Clinton said she was “proud” of the way she and Sanders have waged their campaigns. She said she and Sanders share many of the same ideals as wells as the priority preventing Republican from regaining the White House. “We share a lot of the same big progressive goals but we go about them in different ways,” she said.
Even given an opening to criticize, the responses were measured. Asked why voters thought Clinton was stronger on terrorism, Sanders said it was because of her experience. Still, he said, he was on the right side of the defining foreign policy decision of the era with his vote against the 2003 invasion of Iraq. “I have the judgment,” he said. He added later that she’s had a long and distinguished career.
As senator, Clinton voted in favor of the authorization to go to war, a key factor in her loss to then-Sen. Barack Obama in the 2008 Democratic nomination race. As she has in the past, Clinton last night called that vote a mistake.
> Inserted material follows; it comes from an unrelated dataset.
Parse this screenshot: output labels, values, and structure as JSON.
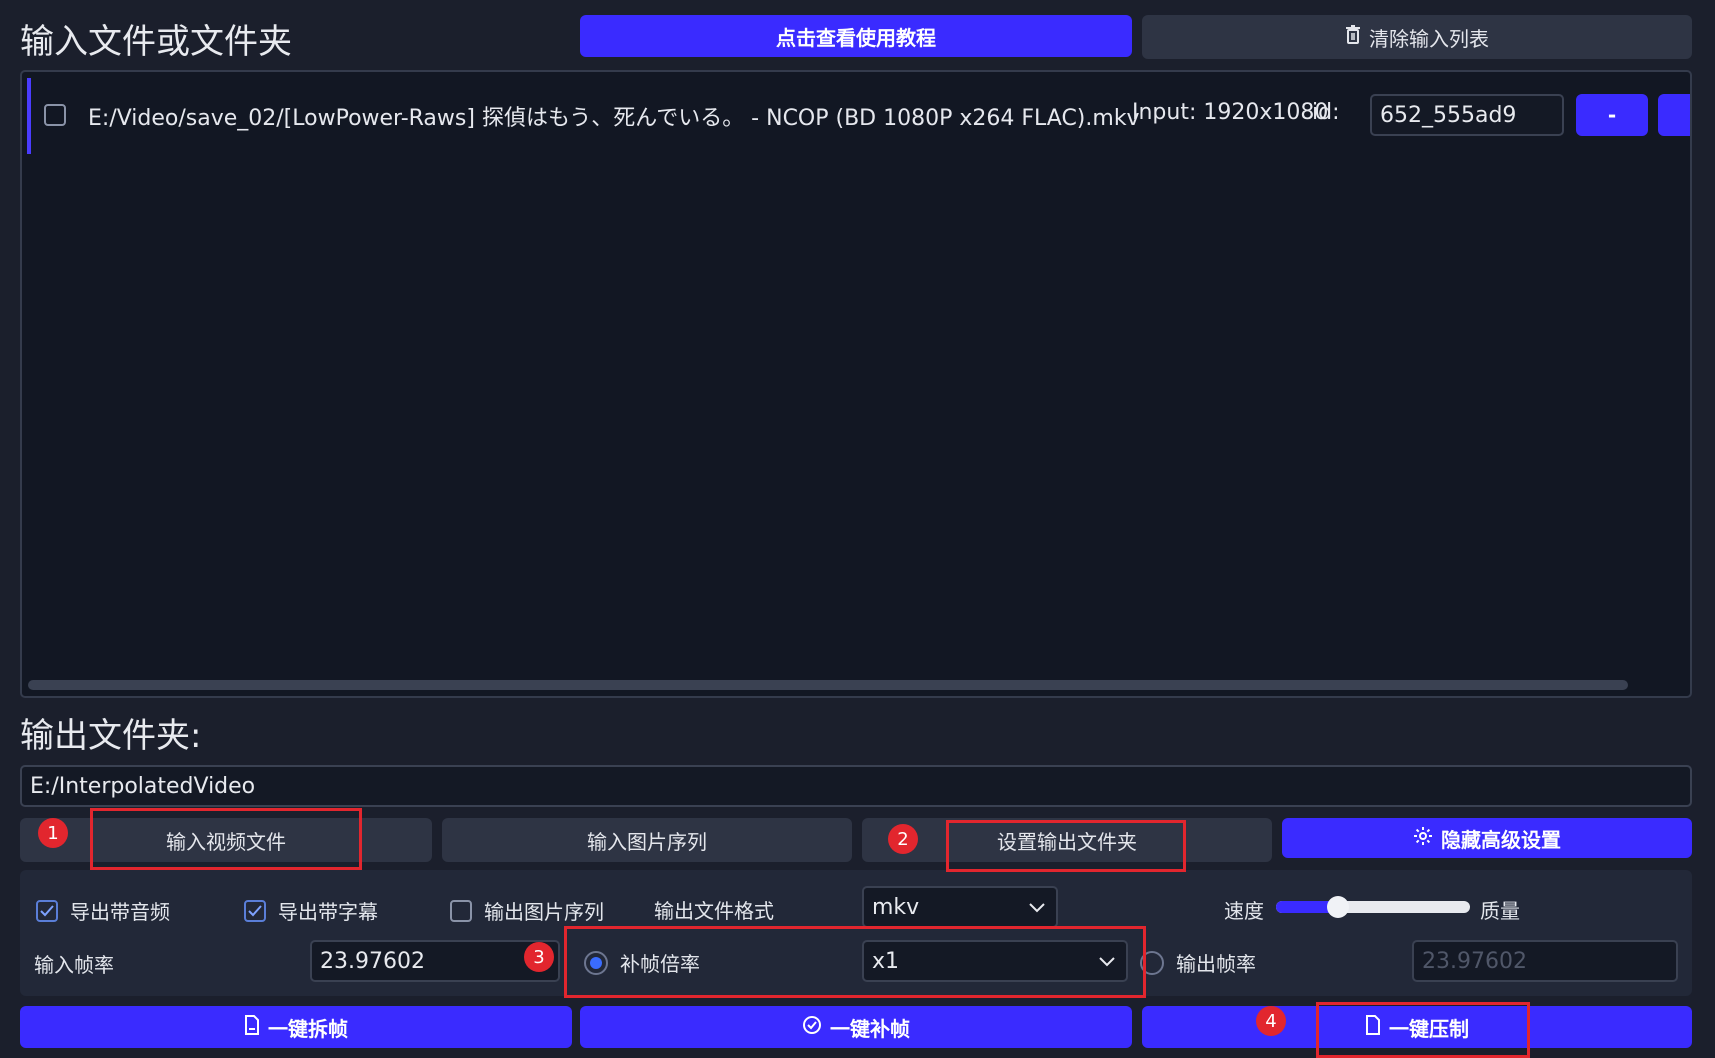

He disputed Clinton’s contention that she’s best equipped to win the November general election, “I believe quite honestly that I am the strongest candidate to do that because I think I can drive a large voter turnout, bring in new energy into the Democratic Party,” he said. Sanders also said he hoped real estate mogul and reality TV star Donald Trump would win the Republican nomination.
Their appearance at the town hall came two days after Clinton’s razor-thin win in Iowa. While polls favor Sanders in New Hampshire, Clinton retains an edge in the states that follow with their own primaries or caucuses.
They are expected to appear at a debate tonight.